Canada’s oil sands constitute one of the largest concentrations of hydrocarbons in the world with nearly two trillion barrels of bitumen in place.  Current production is about 1.5 million b/d, half from open pit mines, half from wells relying on steam injection to stimulate production.  Unconventional oil derived from bitumen, extra heavy oil, shale, coal and converted natural gas, is projected to grow as a share of world oil supply. While all are underpinned by immense resources, unconventional hydrocarbons are unlikely to exceed 10% of global supply before 2035. Biofuels, if included, would increase the share of unconventional oil to about 13%.

 

Extracting, upgrading or converting these forms of oil into useful products economically and in environmentally and socially acceptable ways faces major challenges.  Their development amounts to either reversing or accelerating geological processes, which requires prodigious inputs of energy, materials, labour, technologies or other resources, especially water.  Even as oil prices rise, the cost of production rises because of competing demands for, and therefore higher costs of, these essential inputs, some of which are themselves energy-intensive.  This conceptual framework for discussing their potential contribution to the future energy mix and their political economy is illustrated in the case of the Athabasca oil sands of Alberta.  There are many environmental and social challenges in the development of the oil sands; these are being addressed, albeit slowly. The presentation will discuss the resource, its geology, the technologies and the issues and expectations for development of this resource.

Related Themes:

Our Energy Future: Lessons from the Heartland

Nancy Jackson, Founder and Chair, Climate and Energy Project, Kansas

Monday, February 7, 2011 | 04:15 PM - 05:15 PM | NVIDIA Auditorium, Jen-Hsun Huang Engineering Center | Free and Open to All

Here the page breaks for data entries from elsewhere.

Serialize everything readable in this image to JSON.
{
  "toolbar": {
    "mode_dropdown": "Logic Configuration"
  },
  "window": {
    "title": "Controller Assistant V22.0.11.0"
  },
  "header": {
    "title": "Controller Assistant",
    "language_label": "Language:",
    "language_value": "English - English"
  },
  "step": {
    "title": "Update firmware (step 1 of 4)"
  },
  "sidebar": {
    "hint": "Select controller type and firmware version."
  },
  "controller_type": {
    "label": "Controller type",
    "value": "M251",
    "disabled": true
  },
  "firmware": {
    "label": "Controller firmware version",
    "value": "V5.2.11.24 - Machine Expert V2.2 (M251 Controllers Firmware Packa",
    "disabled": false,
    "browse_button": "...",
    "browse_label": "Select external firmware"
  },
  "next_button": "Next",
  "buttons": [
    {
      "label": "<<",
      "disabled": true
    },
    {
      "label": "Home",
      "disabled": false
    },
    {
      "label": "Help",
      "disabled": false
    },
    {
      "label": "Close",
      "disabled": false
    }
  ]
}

In America’s Heartland, where many if not most are skeptical about climate change, a tiny nonprofit has successfully promoted energy solutions. While we certainly wish to change policy, we know that policy alone is not sufficient – the will to implement must be steadfast as well. So we have worked from the ground up and the top down to connect with citizen’s core values, to identify shared goals, to raise the voices of local champions, and to take action together. Our Take Charge Challenge – an energy efficiency contest between communities – harnessed the competitive spirit and transformed efficiency from “sacrifice” to “win.” Energy forums, an economic development tour, a workforce development survey, and booths at the Kansas State Fair in addition to legislative briefings and endless testimony transformed wind energy from “pipe dream” to “a key part of the energy mix.” The Climate & Energy Project seeks to set new defaults for energy use, identifying efficiency as the obvious first fuel and renewables like wind as cost-effective options that “just make sense.”

Related Themes:

Solar Geoengineering as a Tool to Manage Climate Risks

David Keith, Department of Chemical and Petroleum Engineering, University of Calgary

Monday, January 31, 2011 | 04:15 PM - 05:15 PM | NVIDIA Auditorium, Jen-Hsun Huang Engineering Center | Free and Open to All

The combination of inertia and uncertainty makes the coupled climate-economic system dangerously hard to control. If the climate's sensitivity is at the high end of current estimates it may be too late to avert dramatic consequences for human societies and natural ecosystems even if we could quickly cut emissions to zero. Emissions cuts are necessary to manage climate risks, but they are not necessarily sufficient. Prudence demands that we study methods that offer the hope of limiting the environmental risks posed by the accumulation of fossil carbon in the atmosphere. The engineered alteration of the earth’s radiation budget—geoengineering—offers a fast means of managing climate risk, but it entails a host of new risks and it cannot fully compensate for the risk posed by carbon in the air. I will review the science and technology of solar geoengineering and then argue that systematic management of climate risks may require the capability to implement these technologies. Finally, I will speculate about the elements of a geoengineering research program needed to build and regulate such capability.

Related Themes: